===== Supplied material

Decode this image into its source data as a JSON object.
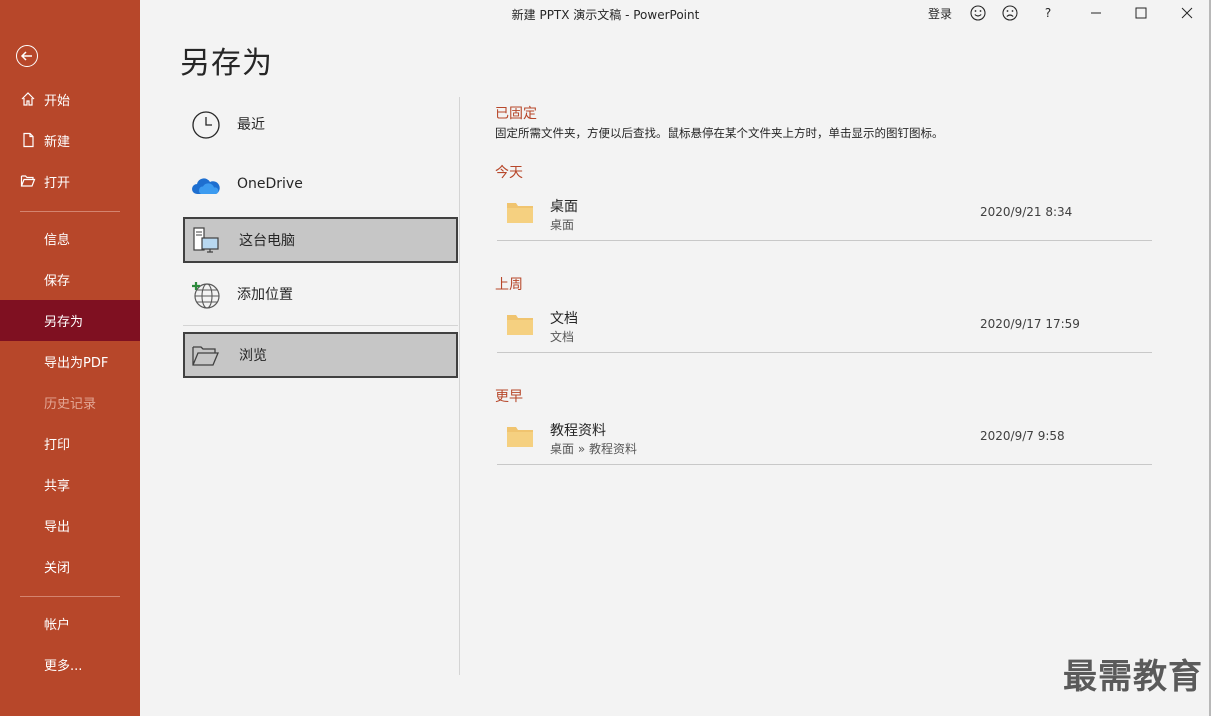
{
  "window": {
    "title": "新建 PPTX 演示文稿  -  PowerPoint",
    "signin": "登录",
    "help": "?",
    "minimize": "−",
    "maximize": "☐",
    "close": "✕"
  },
  "sidebar": {
    "items": [
      {
        "label": "开始",
        "icon": "home-icon"
      },
      {
        "label": "新建",
        "icon": "new-file-icon"
      },
      {
        "label": "打开",
        "icon": "open-folder-icon"
      },
      {
        "label": "信息"
      },
      {
        "label": "保存"
      },
      {
        "label": "另存为",
        "active": true
      },
      {
        "label": "导出为PDF"
      },
      {
        "label": "历史记录",
        "disabled": true
      },
      {
        "label": "打印"
      },
      {
        "label": "共享"
      },
      {
        "label": "导出"
      },
      {
        "label": "关闭"
      },
      {
        "label": "帐户"
      },
      {
        "label": "更多..."
      }
    ]
  },
  "page": {
    "title": "另存为"
  },
  "locations": [
    {
      "label": "最近",
      "icon": "clock-icon"
    },
    {
      "label": "OneDrive",
      "icon": "onedrive-cloud-icon"
    },
    {
      "label": "这台电脑",
      "icon": "this-pc-icon",
      "selected": true
    },
    {
      "label": "添加位置",
      "icon": "add-location-globe-icon"
    },
    {
      "label": "浏览",
      "icon": "browse-folder-icon",
      "selected": true
    }
  ],
  "pinned": {
    "heading": "已固定",
    "description": "固定所需文件夹，方便以后查找。鼠标悬停在某个文件夹上方时，单击显示的图钉图标。"
  },
  "groups": [
    {
      "heading": "今天",
      "folder": {
        "name": "桌面",
        "path": "桌面",
        "date": "2020/9/21 8:34"
      }
    },
    {
      "heading": "上周",
      "folder": {
        "name": "文档",
        "path": "文档",
        "date": "2020/9/17 17:59"
      }
    },
    {
      "heading": "更早",
      "folder": {
        "name": "教程资料",
        "path": "桌面 » 教程资料",
        "date": "2020/9/7 9:58"
      }
    }
  ],
  "watermark": "最需教育",
  "colors": {
    "accent": "#b7472a",
    "active": "#7f1021",
    "folder": "#f0c46f"
  }
}
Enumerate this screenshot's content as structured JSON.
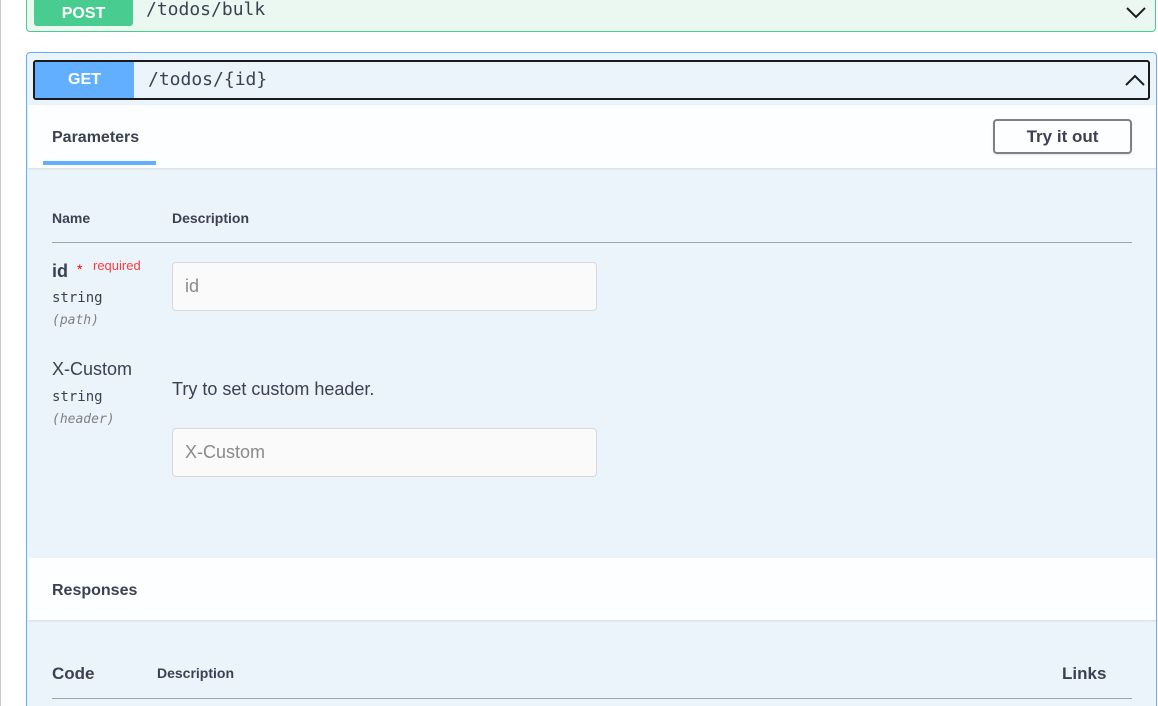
{
  "post_op": {
    "method": "POST",
    "path": "/todos/bulk"
  },
  "get_op": {
    "method": "GET",
    "path": "/todos/{id}"
  },
  "parameters": {
    "tab_label": "Parameters",
    "try_button": "Try it out",
    "header_name": "Name",
    "header_description": "Description",
    "items": [
      {
        "name": "id",
        "required_star": "*",
        "required_label": "required",
        "type": "string",
        "in": "(path)",
        "description": "",
        "placeholder": "id"
      },
      {
        "name": "X-Custom",
        "type": "string",
        "in": "(header)",
        "description": "Try to set custom header.",
        "placeholder": "X-Custom"
      }
    ]
  },
  "responses": {
    "title": "Responses",
    "header_code": "Code",
    "header_description": "Description",
    "header_links": "Links"
  },
  "colors": {
    "post": "#49cc90",
    "get": "#61affe",
    "required": "#ff0000"
  }
}
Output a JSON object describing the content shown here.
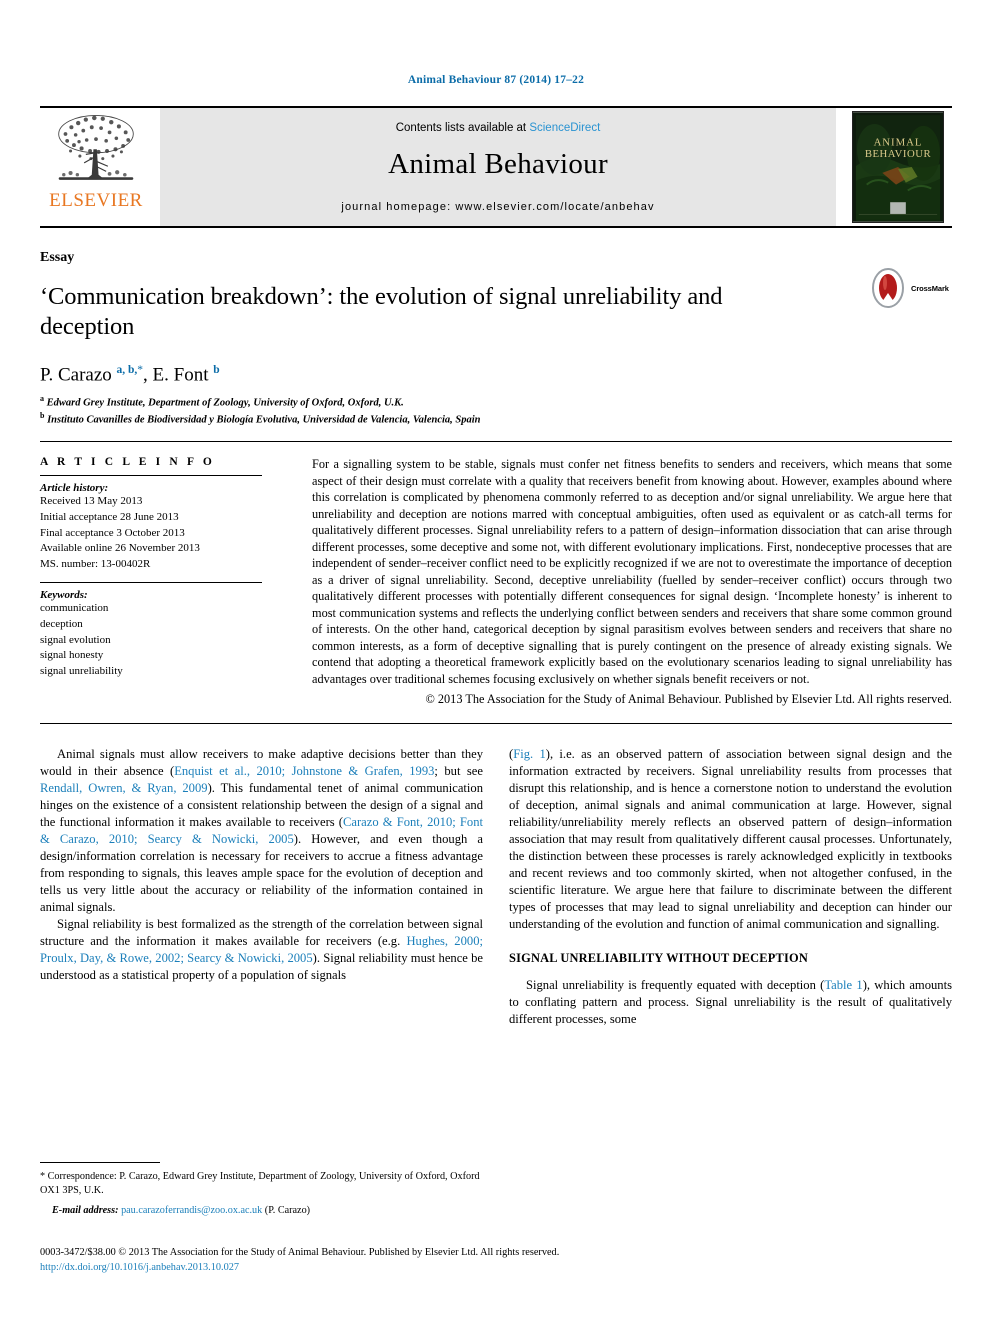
{
  "running_head": "Animal Behaviour 87 (2014) 17–22",
  "masthead": {
    "publisher_name": "ELSEVIER",
    "contents_prefix": "Contents lists available at ",
    "contents_link": "ScienceDirect",
    "journal_title": "Animal Behaviour",
    "homepage": "journal homepage: www.elsevier.com/locate/anbehav",
    "cover_title_line1": "ANIMAL",
    "cover_title_line2": "BEHAVIOUR"
  },
  "article": {
    "type": "Essay",
    "title": "‘Communication breakdown’: the evolution of signal unreliability and deception",
    "crossmark_label": "CrossMark",
    "authors_html": "P. Carazo <sup>a, b,</sup><sup class=\"ast\">*</sup>, E. Font <sup>b</sup>",
    "affiliation_a": "Edward Grey Institute, Department of Zoology, University of Oxford, Oxford, U.K.",
    "affiliation_b": "Instituto Cavanilles de Biodiversidad y Biología Evolutiva, Universidad de Valencia, Valencia, Spain"
  },
  "info": {
    "heading": "A R T I C L E  I N F O",
    "history_label": "Article history:",
    "history": [
      "Received 13 May 2013",
      "Initial acceptance 28 June 2013",
      "Final acceptance 3 October 2013",
      "Available online 26 November 2013",
      "MS. number: 13-00402R"
    ],
    "keywords_label": "Keywords:",
    "keywords": [
      "communication",
      "deception",
      "signal evolution",
      "signal honesty",
      "signal unreliability"
    ]
  },
  "abstract": {
    "text": "For a signalling system to be stable, signals must confer net fitness benefits to senders and receivers, which means that some aspect of their design must correlate with a quality that receivers benefit from knowing about. However, examples abound where this correlation is complicated by phenomena commonly referred to as deception and/or signal unreliability. We argue here that unreliability and deception are notions marred with conceptual ambiguities, often used as equivalent or as catch-all terms for qualitatively different processes. Signal unreliability refers to a pattern of design–information dissociation that can arise through different processes, some deceptive and some not, with different evolutionary implications. First, nondeceptive processes that are independent of sender–receiver conflict need to be explicitly recognized if we are not to overestimate the importance of deception as a driver of signal unreliability. Second, deceptive unreliability (fuelled by sender–receiver conflict) occurs through two qualitatively different processes with potentially different consequences for signal design. ‘Incomplete honesty’ is inherent to most communication systems and reflects the underlying conflict between senders and receivers that share some common ground of interests. On the other hand, categorical deception by signal parasitism evolves between senders and receivers that share no common interests, as a form of deceptive signalling that is purely contingent on the presence of already existing signals. We contend that adopting a theoretical framework explicitly based on the evolutionary scenarios leading to signal unreliability has advantages over traditional schemes focusing exclusively on whether signals benefit receivers or not.",
    "copyright": "© 2013 The Association for the Study of Animal Behaviour. Published by Elsevier Ltd. All rights reserved."
  },
  "body": {
    "left_p1_a": "Animal signals must allow receivers to make adaptive decisions better than they would in their absence (",
    "left_p1_ref1": "Enquist et al., 2010; Johnstone & Grafen, 1993",
    "left_p1_b": "; but see ",
    "left_p1_ref2": "Rendall, Owren, & Ryan, 2009",
    "left_p1_c": "). This fundamental tenet of animal communication hinges on the existence of a consistent relationship between the design of a signal and the functional information it makes available to receivers (",
    "left_p1_ref3": "Carazo & Font, 2010; Font & Carazo, 2010; Searcy & Nowicki, 2005",
    "left_p1_d": "). However, and even though a design/information correlation is necessary for receivers to accrue a fitness advantage from responding to signals, this leaves ample space for the evolution of deception and tells us very little about the accuracy or reliability of the information contained in animal signals.",
    "left_p2_a": "Signal reliability is best formalized as the strength of the correlation between signal structure and the information it makes available for receivers (e.g. ",
    "left_p2_ref1": "Hughes, 2000; Proulx, Day, & Rowe, 2002; Searcy & Nowicki, 2005",
    "left_p2_b": "). Signal reliability must hence be understood as a statistical property of a population of signals",
    "right_p1_a": "(",
    "right_p1_ref1": "Fig. 1",
    "right_p1_b": "), i.e. as an observed pattern of association between signal design and the information extracted by receivers. Signal unreliability results from processes that disrupt this relationship, and is hence a cornerstone notion to understand the evolution of deception, animal signals and animal communication at large. However, signal reliability/unreliability merely reflects an observed pattern of design–information association that may result from qualitatively different causal processes. Unfortunately, the distinction between these processes is rarely acknowledged explicitly in textbooks and recent reviews and too commonly skirted, when not altogether confused, in the scientific literature. We argue here that failure to discriminate between the different types of processes that may lead to signal unreliability and deception can hinder our understanding of the evolution and function of animal communication and signalling.",
    "section_heading": "Signal unreliability without deception",
    "right_p2_a": "Signal unreliability is frequently equated with deception (",
    "right_p2_ref1": "Table 1",
    "right_p2_b": "), which amounts to conflating pattern and process. Signal unreliability is the result of qualitatively different processes, some"
  },
  "footnotes": {
    "correspondence": "* Correspondence: P. Carazo, Edward Grey Institute, Department of Zoology, University of Oxford, Oxford OX1 3PS, U.K.",
    "email_label": "E-mail address:",
    "email": "pau.carazoferrandis@zoo.ox.ac.uk",
    "email_suffix": "(P. Carazo)"
  },
  "footer": {
    "issn_line": "0003-3472/$38.00 © 2013 The Association for the Study of Animal Behaviour. Published by Elsevier Ltd. All rights reserved.",
    "doi": "http://dx.doi.org/10.1016/j.anbehav.2013.10.027"
  },
  "colors": {
    "link_blue": "#1b7fba",
    "running_head_blue": "#0b6ca8",
    "elsevier_orange": "#e87722",
    "masthead_grey": "#e6e6e6"
  }
}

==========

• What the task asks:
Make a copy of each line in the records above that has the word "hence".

• Solution for this exercise:
    "left_p2_b": "). Signal reliability must hence be understood as a statistical property of a population of signals",
    "right_p1_b": "), i.e. as an observed pattern of association between signal design and the information extracted by receivers. Signal unreliability results from processes that disrupt this relationship, and is hence a cornerstone notion to understand the evolution of deception, animal signals and animal communication at large. However, signal reliability/unreliability merely reflects an observed pattern of design–information association that may result from qualitatively different causal processes. Unfortunately, the distinction between these processes is rarely acknowledged explicitly in textbooks and recent reviews and too commonly skirted, when not altogether confused, in the scientific literature. We argue here that failure to discriminate between the different types of processes that may lead to signal unreliability and deception can hinder our understanding of the evolution and function of animal communication and signalling.",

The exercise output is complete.